> [The problem] Every line of the material is to be duplicated precisely.
----
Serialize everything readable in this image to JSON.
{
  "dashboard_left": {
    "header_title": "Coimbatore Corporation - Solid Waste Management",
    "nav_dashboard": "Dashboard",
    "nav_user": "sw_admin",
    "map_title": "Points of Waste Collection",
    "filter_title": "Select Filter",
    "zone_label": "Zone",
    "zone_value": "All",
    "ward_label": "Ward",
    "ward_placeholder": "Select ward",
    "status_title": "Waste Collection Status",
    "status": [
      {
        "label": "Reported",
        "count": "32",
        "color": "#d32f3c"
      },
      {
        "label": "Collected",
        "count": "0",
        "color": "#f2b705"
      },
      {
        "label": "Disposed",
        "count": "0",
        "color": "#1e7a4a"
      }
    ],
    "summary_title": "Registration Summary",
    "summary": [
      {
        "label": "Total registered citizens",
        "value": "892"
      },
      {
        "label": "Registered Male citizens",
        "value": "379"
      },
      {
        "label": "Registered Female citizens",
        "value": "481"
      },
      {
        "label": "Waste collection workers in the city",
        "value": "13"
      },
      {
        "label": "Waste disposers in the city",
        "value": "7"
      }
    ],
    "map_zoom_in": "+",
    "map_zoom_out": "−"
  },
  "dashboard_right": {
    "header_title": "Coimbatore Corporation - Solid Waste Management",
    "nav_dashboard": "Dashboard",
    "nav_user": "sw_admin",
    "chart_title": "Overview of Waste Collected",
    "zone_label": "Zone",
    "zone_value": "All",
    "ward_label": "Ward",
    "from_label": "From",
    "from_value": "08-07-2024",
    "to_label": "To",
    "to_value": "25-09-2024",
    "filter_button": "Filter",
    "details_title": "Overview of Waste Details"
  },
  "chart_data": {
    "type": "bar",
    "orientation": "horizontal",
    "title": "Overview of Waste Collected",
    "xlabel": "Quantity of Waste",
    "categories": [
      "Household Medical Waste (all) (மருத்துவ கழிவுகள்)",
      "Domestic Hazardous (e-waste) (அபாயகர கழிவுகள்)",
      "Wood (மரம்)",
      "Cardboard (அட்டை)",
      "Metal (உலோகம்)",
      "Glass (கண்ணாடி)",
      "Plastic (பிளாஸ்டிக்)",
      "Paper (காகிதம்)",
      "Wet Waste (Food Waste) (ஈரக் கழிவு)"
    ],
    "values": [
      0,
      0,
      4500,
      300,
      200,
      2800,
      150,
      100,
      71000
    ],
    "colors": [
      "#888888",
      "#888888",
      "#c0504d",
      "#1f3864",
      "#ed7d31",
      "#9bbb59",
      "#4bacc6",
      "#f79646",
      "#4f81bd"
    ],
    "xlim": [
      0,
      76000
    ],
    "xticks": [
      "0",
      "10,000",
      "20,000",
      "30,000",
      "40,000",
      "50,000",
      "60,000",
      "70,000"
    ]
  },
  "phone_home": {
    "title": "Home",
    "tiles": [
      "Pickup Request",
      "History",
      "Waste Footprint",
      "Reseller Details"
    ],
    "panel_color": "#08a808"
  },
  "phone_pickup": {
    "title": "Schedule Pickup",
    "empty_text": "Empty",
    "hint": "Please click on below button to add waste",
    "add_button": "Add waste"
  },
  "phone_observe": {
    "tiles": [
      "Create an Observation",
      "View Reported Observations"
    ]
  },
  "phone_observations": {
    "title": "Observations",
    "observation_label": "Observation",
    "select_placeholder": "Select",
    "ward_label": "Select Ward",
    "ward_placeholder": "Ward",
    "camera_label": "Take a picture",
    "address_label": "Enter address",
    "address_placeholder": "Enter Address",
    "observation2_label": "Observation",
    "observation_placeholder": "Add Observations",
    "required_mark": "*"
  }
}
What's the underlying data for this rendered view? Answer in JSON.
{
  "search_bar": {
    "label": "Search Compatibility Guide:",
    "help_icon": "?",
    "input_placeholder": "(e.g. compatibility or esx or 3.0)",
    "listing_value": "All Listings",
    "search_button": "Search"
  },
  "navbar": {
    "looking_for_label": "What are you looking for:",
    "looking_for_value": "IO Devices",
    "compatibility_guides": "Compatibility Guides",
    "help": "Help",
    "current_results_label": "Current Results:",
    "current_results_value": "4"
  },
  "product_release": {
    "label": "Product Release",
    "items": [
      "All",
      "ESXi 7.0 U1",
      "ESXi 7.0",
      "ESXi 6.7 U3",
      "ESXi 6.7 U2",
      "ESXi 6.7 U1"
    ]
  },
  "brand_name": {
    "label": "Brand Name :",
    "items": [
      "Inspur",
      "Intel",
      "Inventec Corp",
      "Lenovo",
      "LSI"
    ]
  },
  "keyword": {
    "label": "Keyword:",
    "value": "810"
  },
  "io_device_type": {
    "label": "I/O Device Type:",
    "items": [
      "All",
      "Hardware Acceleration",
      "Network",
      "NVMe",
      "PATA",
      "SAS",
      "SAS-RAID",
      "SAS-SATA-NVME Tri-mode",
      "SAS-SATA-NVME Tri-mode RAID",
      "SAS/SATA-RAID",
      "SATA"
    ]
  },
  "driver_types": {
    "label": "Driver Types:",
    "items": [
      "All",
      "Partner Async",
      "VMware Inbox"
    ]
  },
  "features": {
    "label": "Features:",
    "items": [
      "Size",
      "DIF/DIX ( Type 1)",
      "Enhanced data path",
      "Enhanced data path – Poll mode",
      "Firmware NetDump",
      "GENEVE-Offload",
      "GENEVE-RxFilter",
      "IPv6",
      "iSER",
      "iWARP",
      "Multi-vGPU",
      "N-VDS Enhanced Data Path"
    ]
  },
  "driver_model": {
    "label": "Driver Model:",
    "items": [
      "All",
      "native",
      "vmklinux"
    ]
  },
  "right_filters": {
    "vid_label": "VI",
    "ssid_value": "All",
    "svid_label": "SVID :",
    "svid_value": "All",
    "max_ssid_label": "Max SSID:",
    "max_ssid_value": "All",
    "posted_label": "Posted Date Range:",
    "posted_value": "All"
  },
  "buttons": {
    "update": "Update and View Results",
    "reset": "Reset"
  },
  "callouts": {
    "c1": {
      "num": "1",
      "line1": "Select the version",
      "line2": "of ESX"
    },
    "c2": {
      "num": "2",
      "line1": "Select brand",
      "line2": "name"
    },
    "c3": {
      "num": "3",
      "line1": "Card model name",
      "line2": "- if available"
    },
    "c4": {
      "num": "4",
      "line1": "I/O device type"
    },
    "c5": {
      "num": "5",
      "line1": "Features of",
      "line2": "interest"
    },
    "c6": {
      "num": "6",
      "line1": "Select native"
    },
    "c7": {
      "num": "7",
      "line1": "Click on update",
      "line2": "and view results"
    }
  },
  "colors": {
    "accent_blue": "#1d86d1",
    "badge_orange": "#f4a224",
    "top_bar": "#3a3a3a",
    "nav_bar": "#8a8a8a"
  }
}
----
> [Exercise result]
Serialize everything readable in this image to JSON.
{
  "dashboard_left": {
    "header_title": "Coimbatore Corporation - Solid Waste Management",
    "nav_dashboard": "Dashboard",
    "nav_user": "sw_admin",
    "map_title": "Points of Waste Collection",
    "filter_title": "Select Filter",
    "zone_label": "Zone",
    "zone_value": "All",
    "ward_label": "Ward",
    "ward_placeholder": "Select ward",
    "status_title": "Waste Collection Status",
    "status": [
      {
        "label": "Reported",
        "count": "32",
        "color": "#d32f3c"
      },
      {
        "label": "Collected",
        "count": "0",
        "color": "#f2b705"
      },
      {
        "label": "Disposed",
        "count": "0",
        "color": "#1e7a4a"
      }
    ],
    "summary_title": "Registration Summary",
    "summary": [
      {
        "label": "Total registered citizens",
        "value": "892"
      },
      {
        "label": "Registered Male citizens",
        "value": "379"
      },
      {
        "label": "Registered Female citizens",
        "value": "481"
      },
      {
        "label": "Waste collection workers in the city",
        "value": "13"
      },
      {
        "label": "Waste disposers in the city",
        "value": "7"
      }
    ],
    "map_zoom_in": "+",
    "map_zoom_out": "−"
  },
  "dashboard_right": {
    "header_title": "Coimbatore Corporation - Solid Waste Management",
    "nav_dashboard": "Dashboard",
    "nav_user": "sw_admin",
    "chart_title": "Overview of Waste Collected",
    "zone_label": "Zone",
    "zone_value": "All",
    "ward_label": "Ward",
    "from_label": "From",
    "from_value": "08-07-2024",
    "to_label": "To",
    "to_value": "25-09-2024",
    "filter_button": "Filter",
    "details_title": "Overview of Waste Details"
  },
  "chart_data": {
    "type": "bar",
    "orientation": "horizontal",
    "title": "Overview of Waste Collected",
    "xlabel": "Quantity of Waste",
    "categories": [
      "Household Medical Waste (all) (மருத்துவ கழிவுகள்)",
      "Domestic Hazardous (e-waste) (அபாயகர கழிவுகள்)",
      "Wood (மரம்)",
      "Cardboard (அட்டை)",
      "Metal (உலோகம்)",
      "Glass (கண்ணாடி)",
      "Plastic (பிளாஸ்டிக்)",
      "Paper (காகிதம்)",
      "Wet Waste (Food Waste) (ஈரக் கழிவு)"
    ],
    "values": [
      0,
      0,
      4500,
      300,
      200,
      2800,
      150,
      100,
      71000
    ],
    "colors": [
      "#888888",
      "#888888",
      "#c0504d",
      "#1f3864",
      "#ed7d31",
      "#9bbb59",
      "#4bacc6",
      "#f79646",
      "#4f81bd"
    ],
    "xlim": [
      0,
      76000
    ],
    "xticks": [
      "0",
      "10,000",
      "20,000",
      "30,000",
      "40,000",
      "50,000",
      "60,000",
      "70,000"
    ]
  },
  "phone_home": {
    "title": "Home",
    "tiles": [
      "Pickup Request",
      "History",
      "Waste Footprint",
      "Reseller Details"
    ],
    "panel_color": "#08a808"
  },
  "phone_pickup": {
    "title": "Schedule Pickup",
    "empty_text": "Empty",
    "hint": "Please click on below button to add waste",
    "add_button": "Add waste"
  },
  "phone_observe": {
    "tiles": [
      "Create an Observation",
      "View Reported Observations"
    ]
  },
  "phone_observations": {
    "title": "Observations",
    "observation_label": "Observation",
    "select_placeholder": "Select",
    "ward_label": "Select Ward",
    "ward_placeholder": "Ward",
    "camera_label": "Take a picture",
    "address_label": "Enter address",
    "address_placeholder": "Enter Address",
    "observation2_label": "Observation",
    "observation_placeholder": "Add Observations",
    "required_mark": "*"
  }
}
What's the underlying data for this rendered view? Answer in JSON.
{
  "search_bar": {
    "label": "Search Compatibility Guide:",
    "help_icon": "?",
    "input_placeholder": "(e.g. compatibility or esx or 3.0)",
    "listing_value": "All Listings",
    "search_button": "Search"
  },
  "navbar": {
    "looking_for_label": "What are you looking for:",
    "looking_for_value": "IO Devices",
    "compatibility_guides": "Compatibility Guides",
    "help": "Help",
    "current_results_label": "Current Results:",
    "current_results_value": "4"
  },
  "product_release": {
    "label": "Product Release",
    "items": [
      "All",
      "ESXi 7.0 U1",
      "ESXi 7.0",
      "ESXi 6.7 U3",
      "ESXi 6.7 U2",
      "ESXi 6.7 U1"
    ]
  },
  "brand_name": {
    "label": "Brand Name :",
    "items": [
      "Inspur",
      "Intel",
      "Inventec Corp",
      "Lenovo",
      "LSI"
    ]
  },
  "keyword": {
    "label": "Keyword:",
    "value": "810"
  },
  "io_device_type": {
    "label": "I/O Device Type:",
    "items": [
      "All",
      "Hardware Acceleration",
      "Network",
      "NVMe",
      "PATA",
      "SAS",
      "SAS-RAID",
      "SAS-SATA-NVME Tri-mode",
      "SAS-SATA-NVME Tri-mode RAID",
      "SAS/SATA-RAID",
      "SATA"
    ]
  },
  "driver_types": {
    "label": "Driver Types:",
    "items": [
      "All",
      "Partner Async",
      "VMware Inbox"
    ]
  },
  "features": {
    "label": "Features:",
    "items": [
      "Size",
      "DIF/DIX ( Type 1)",
      "Enhanced data path",
      "Enhanced data path – Poll mode",
      "Firmware NetDump",
      "GENEVE-Offload",
      "GENEVE-RxFilter",
      "IPv6",
      "iSER",
      "iWARP",
      "Multi-vGPU",
      "N-VDS Enhanced Data Path"
    ]
  },
  "driver_model": {
    "label": "Driver Model:",
    "items": [
      "All",
      "native",
      "vmklinux"
    ]
  },
  "right_filters": {
    "vid_label": "VI",
    "ssid_value": "All",
    "svid_label": "SVID :",
    "svid_value": "All",
    "max_ssid_label": "Max SSID:",
    "max_ssid_value": "All",
    "posted_label": "Posted Date Range:",
    "posted_value": "All"
  },
  "buttons": {
    "update": "Update and View Results",
    "reset": "Reset"
  },
  "callouts": {
    "c1": {
      "num": "1",
      "line1": "Select the version",
      "line2": "of ESX"
    },
    "c2": {
      "num": "2",
      "line1": "Select brand",
      "line2": "name"
    },
    "c3": {
      "num": "3",
      "line1": "Card model name",
      "line2": "- if available"
    },
    "c4": {
      "num": "4",
      "line1": "I/O device type"
    },
    "c5": {
      "num": "5",
      "line1": "Features of",
      "line2": "interest"
    },
    "c6": {
      "num": "6",
      "line1": "Select native"
    },
    "c7": {
      "num": "7",
      "line1": "Click on update",
      "line2": "and view results"
    }
  },
  "colors": {
    "accent_blue": "#1d86d1",
    "badge_orange": "#f4a224",
    "top_bar": "#3a3a3a",
    "nav_bar": "#8a8a8a"
  }
}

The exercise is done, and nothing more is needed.